Keep the pictures out. Copy every line of the listing exactly.

___ DATA SHOWN

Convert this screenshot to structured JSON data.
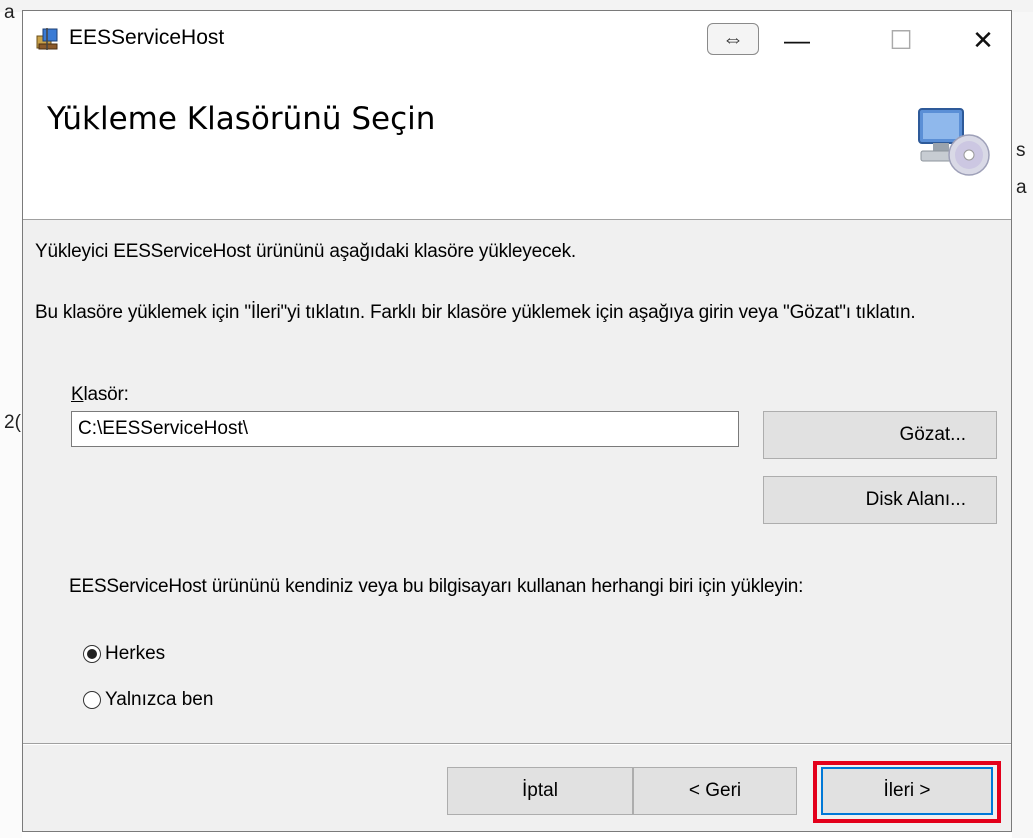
{
  "background": {
    "left_fragment_top": "a",
    "left_fragment_mid": "2(",
    "right_fragment_1": "s",
    "right_fragment_2": "a"
  },
  "window": {
    "title": "EESServiceHost",
    "resize_glyph": "⇔",
    "minimize_glyph": "—",
    "maximize_glyph": "☐",
    "close_glyph": "✕"
  },
  "header": {
    "title": "Yükleme Klasörünü Seçin",
    "icon": "computer-cd-icon"
  },
  "content": {
    "intro": "Yükleyici EESServiceHost ürününü aşağıdaki klasöre yükleyecek.",
    "instruction": "Bu klasöre yüklemek için \"İleri\"yi tıklatın. Farklı bir klasöre yüklemek için aşağıya girin veya \"Gözat\"ı tıklatın.",
    "folder_label_accel": "K",
    "folder_label_rest": "lasör:",
    "folder_value": "C:\\EESServiceHost\\",
    "browse_label": "Gözat...",
    "disk_label": "Disk Alanı...",
    "install_for": "EESServiceHost ürününü kendiniz veya bu bilgisayarı kullanan herhangi biri için yükleyin:",
    "radio_everyone": "Herkes",
    "radio_only_me": "Yalnızca ben",
    "selected_option": "Herkes"
  },
  "footer": {
    "cancel_label": "İptal",
    "back_label": "< Geri",
    "next_label": "İleri >"
  },
  "colors": {
    "highlight": "#e3001b",
    "focus_border": "#0078d7"
  }
}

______

**RESULT OF THIS EXERCISE:**
Convert this screenshot to structured JSON data.
{
  "background": {
    "left_fragment_top": "a",
    "left_fragment_mid": "2(",
    "right_fragment_1": "s",
    "right_fragment_2": "a"
  },
  "window": {
    "title": "EESServiceHost",
    "resize_glyph": "⇔",
    "minimize_glyph": "—",
    "maximize_glyph": "☐",
    "close_glyph": "✕"
  },
  "header": {
    "title": "Yükleme Klasörünü Seçin",
    "icon": "computer-cd-icon"
  },
  "content": {
    "intro": "Yükleyici EESServiceHost ürününü aşağıdaki klasöre yükleyecek.",
    "instruction": "Bu klasöre yüklemek için \"İleri\"yi tıklatın. Farklı bir klasöre yüklemek için aşağıya girin veya \"Gözat\"ı tıklatın.",
    "folder_label_accel": "K",
    "folder_label_rest": "lasör:",
    "folder_value": "C:\\EESServiceHost\\",
    "browse_label": "Gözat...",
    "disk_label": "Disk Alanı...",
    "install_for": "EESServiceHost ürününü kendiniz veya bu bilgisayarı kullanan herhangi biri için yükleyin:",
    "radio_everyone": "Herkes",
    "radio_only_me": "Yalnızca ben",
    "selected_option": "Herkes"
  },
  "footer": {
    "cancel_label": "İptal",
    "back_label": "< Geri",
    "next_label": "İleri >"
  },
  "colors": {
    "highlight": "#e3001b",
    "focus_border": "#0078d7"
  }
}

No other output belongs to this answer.